======== Data for this exercise
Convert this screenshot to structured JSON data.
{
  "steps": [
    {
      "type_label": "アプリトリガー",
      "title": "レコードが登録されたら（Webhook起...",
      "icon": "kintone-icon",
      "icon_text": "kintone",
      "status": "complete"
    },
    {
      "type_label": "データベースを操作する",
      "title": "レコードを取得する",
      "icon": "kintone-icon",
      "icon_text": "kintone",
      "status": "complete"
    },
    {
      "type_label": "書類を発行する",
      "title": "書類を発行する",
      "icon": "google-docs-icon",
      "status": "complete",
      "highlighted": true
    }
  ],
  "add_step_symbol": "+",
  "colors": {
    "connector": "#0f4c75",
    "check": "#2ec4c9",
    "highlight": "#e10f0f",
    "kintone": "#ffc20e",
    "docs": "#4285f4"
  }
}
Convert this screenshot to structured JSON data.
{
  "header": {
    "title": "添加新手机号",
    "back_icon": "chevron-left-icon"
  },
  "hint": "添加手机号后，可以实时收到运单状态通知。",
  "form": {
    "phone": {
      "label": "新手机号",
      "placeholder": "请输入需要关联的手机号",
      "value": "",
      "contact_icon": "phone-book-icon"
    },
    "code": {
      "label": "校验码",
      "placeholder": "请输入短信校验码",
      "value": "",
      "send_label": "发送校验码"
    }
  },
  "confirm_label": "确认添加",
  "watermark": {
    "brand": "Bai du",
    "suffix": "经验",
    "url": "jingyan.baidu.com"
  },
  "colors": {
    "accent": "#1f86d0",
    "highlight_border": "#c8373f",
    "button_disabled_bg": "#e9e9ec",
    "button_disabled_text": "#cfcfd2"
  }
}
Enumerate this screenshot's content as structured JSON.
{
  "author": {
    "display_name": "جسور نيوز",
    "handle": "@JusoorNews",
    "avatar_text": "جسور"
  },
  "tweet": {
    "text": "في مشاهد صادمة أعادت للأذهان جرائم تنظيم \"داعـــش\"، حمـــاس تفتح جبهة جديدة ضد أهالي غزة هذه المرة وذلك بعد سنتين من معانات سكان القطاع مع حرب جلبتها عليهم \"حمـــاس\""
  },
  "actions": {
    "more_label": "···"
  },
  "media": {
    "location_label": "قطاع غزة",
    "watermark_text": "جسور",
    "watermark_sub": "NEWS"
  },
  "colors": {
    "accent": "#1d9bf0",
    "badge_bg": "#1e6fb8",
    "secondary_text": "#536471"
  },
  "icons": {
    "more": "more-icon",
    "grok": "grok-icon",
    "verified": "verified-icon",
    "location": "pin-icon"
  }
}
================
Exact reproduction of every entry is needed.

Convert this screenshot to structured JSON data.
{
  "steps": [
    {
      "type_label": "アプリトリガー",
      "title": "レコードが登録されたら（Webhook起...",
      "icon": "kintone-icon",
      "icon_text": "kintone",
      "status": "complete"
    },
    {
      "type_label": "データベースを操作する",
      "title": "レコードを取得する",
      "icon": "kintone-icon",
      "icon_text": "kintone",
      "status": "complete"
    },
    {
      "type_label": "書類を発行する",
      "title": "書類を発行する",
      "icon": "google-docs-icon",
      "status": "complete",
      "highlighted": true
    }
  ],
  "add_step_symbol": "+",
  "colors": {
    "connector": "#0f4c75",
    "check": "#2ec4c9",
    "highlight": "#e10f0f",
    "kintone": "#ffc20e",
    "docs": "#4285f4"
  }
}
Convert this screenshot to structured JSON data.
{
  "header": {
    "title": "添加新手机号",
    "back_icon": "chevron-left-icon"
  },
  "hint": "添加手机号后，可以实时收到运单状态通知。",
  "form": {
    "phone": {
      "label": "新手机号",
      "placeholder": "请输入需要关联的手机号",
      "value": "",
      "contact_icon": "phone-book-icon"
    },
    "code": {
      "label": "校验码",
      "placeholder": "请输入短信校验码",
      "value": "",
      "send_label": "发送校验码"
    }
  },
  "confirm_label": "确认添加",
  "watermark": {
    "brand": "Bai du",
    "suffix": "经验",
    "url": "jingyan.baidu.com"
  },
  "colors": {
    "accent": "#1f86d0",
    "highlight_border": "#c8373f",
    "button_disabled_bg": "#e9e9ec",
    "button_disabled_text": "#cfcfd2"
  }
}
Enumerate this screenshot's content as structured JSON.
{
  "author": {
    "display_name": "جسور نيوز",
    "handle": "@JusoorNews",
    "avatar_text": "جسور"
  },
  "tweet": {
    "text": "في مشاهد صادمة أعادت للأذهان جرائم تنظيم \"داعـــش\"، حمـــاس تفتح جبهة جديدة ضد أهالي غزة هذه المرة وذلك بعد سنتين من معانات سكان القطاع مع حرب جلبتها عليهم \"حمـــاس\""
  },
  "actions": {
    "more_label": "···"
  },
  "media": {
    "location_label": "قطاع غزة",
    "watermark_text": "جسور",
    "watermark_sub": "NEWS"
  },
  "colors": {
    "accent": "#1d9bf0",
    "badge_bg": "#1e6fb8",
    "secondary_text": "#536471"
  },
  "icons": {
    "more": "more-icon",
    "grok": "grok-icon",
    "verified": "verified-icon",
    "location": "pin-icon"
  }
}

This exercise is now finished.